---- Records for this exercise

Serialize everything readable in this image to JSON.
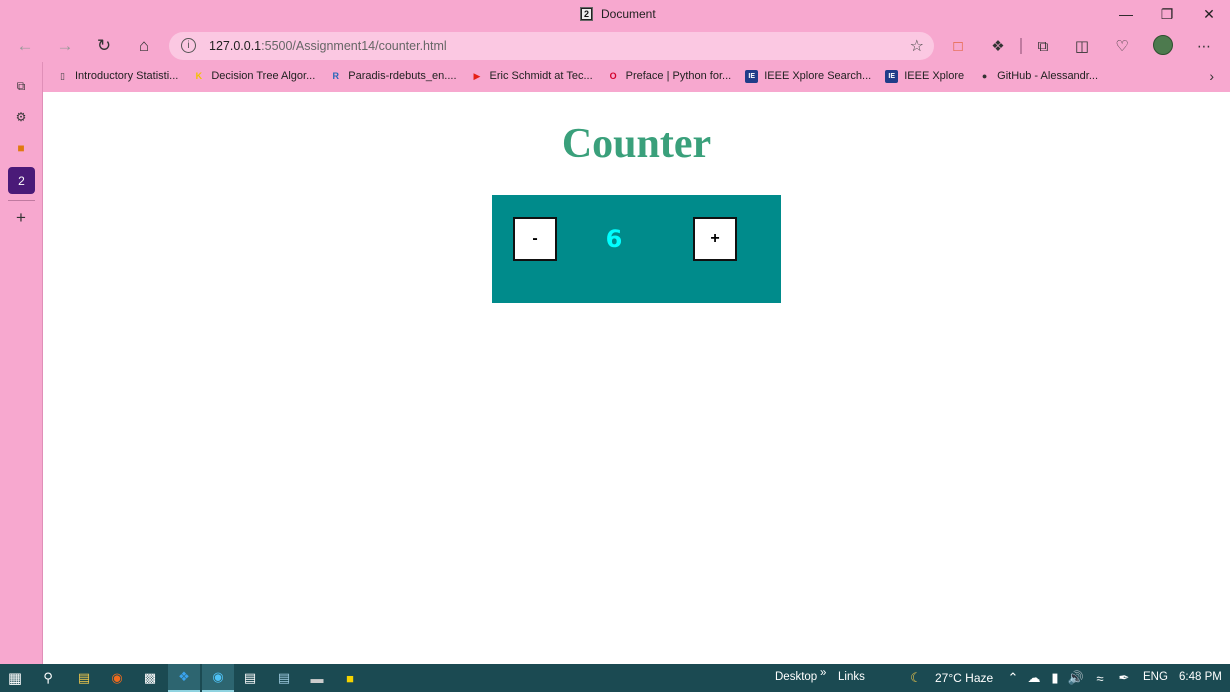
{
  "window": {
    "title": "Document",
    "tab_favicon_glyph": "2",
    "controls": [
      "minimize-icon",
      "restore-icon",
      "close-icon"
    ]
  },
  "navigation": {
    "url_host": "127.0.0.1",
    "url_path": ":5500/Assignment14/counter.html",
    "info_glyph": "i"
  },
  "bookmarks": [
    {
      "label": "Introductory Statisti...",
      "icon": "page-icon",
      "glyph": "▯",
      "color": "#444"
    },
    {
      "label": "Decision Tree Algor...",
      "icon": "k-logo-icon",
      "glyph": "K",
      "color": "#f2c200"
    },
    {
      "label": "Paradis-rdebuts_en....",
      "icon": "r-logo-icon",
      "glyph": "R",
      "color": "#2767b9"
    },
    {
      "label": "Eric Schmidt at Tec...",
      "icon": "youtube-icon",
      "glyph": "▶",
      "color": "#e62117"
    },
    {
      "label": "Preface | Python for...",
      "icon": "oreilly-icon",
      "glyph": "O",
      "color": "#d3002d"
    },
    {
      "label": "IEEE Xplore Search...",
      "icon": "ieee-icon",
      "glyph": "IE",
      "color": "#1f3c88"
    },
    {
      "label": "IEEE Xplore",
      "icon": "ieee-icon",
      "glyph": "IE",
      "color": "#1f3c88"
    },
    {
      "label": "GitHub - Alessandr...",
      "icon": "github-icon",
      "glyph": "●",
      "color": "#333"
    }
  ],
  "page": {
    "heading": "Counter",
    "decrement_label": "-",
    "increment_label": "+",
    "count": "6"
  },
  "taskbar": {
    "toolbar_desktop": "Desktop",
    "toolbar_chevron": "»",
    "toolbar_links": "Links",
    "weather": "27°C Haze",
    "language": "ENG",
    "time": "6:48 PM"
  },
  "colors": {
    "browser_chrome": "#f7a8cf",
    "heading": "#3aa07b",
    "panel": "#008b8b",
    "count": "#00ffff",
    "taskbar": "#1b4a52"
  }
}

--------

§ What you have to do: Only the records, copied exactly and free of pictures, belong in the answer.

§ Task output:
Serialize everything readable in this image to JSON.
{
  "window": {
    "title": "Document",
    "tab_favicon_glyph": "2",
    "controls": [
      "minimize-icon",
      "restore-icon",
      "close-icon"
    ]
  },
  "navigation": {
    "url_host": "127.0.0.1",
    "url_path": ":5500/Assignment14/counter.html",
    "info_glyph": "i"
  },
  "bookmarks": [
    {
      "label": "Introductory Statisti...",
      "icon": "page-icon",
      "glyph": "▯",
      "color": "#444"
    },
    {
      "label": "Decision Tree Algor...",
      "icon": "k-logo-icon",
      "glyph": "K",
      "color": "#f2c200"
    },
    {
      "label": "Paradis-rdebuts_en....",
      "icon": "r-logo-icon",
      "glyph": "R",
      "color": "#2767b9"
    },
    {
      "label": "Eric Schmidt at Tec...",
      "icon": "youtube-icon",
      "glyph": "▶",
      "color": "#e62117"
    },
    {
      "label": "Preface | Python for...",
      "icon": "oreilly-icon",
      "glyph": "O",
      "color": "#d3002d"
    },
    {
      "label": "IEEE Xplore Search...",
      "icon": "ieee-icon",
      "glyph": "IE",
      "color": "#1f3c88"
    },
    {
      "label": "IEEE Xplore",
      "icon": "ieee-icon",
      "glyph": "IE",
      "color": "#1f3c88"
    },
    {
      "label": "GitHub - Alessandr...",
      "icon": "github-icon",
      "glyph": "●",
      "color": "#333"
    }
  ],
  "page": {
    "heading": "Counter",
    "decrement_label": "-",
    "increment_label": "+",
    "count": "6"
  },
  "taskbar": {
    "toolbar_desktop": "Desktop",
    "toolbar_chevron": "»",
    "toolbar_links": "Links",
    "weather": "27°C Haze",
    "language": "ENG",
    "time": "6:48 PM"
  },
  "colors": {
    "browser_chrome": "#f7a8cf",
    "heading": "#3aa07b",
    "panel": "#008b8b",
    "count": "#00ffff",
    "taskbar": "#1b4a52"
  }
}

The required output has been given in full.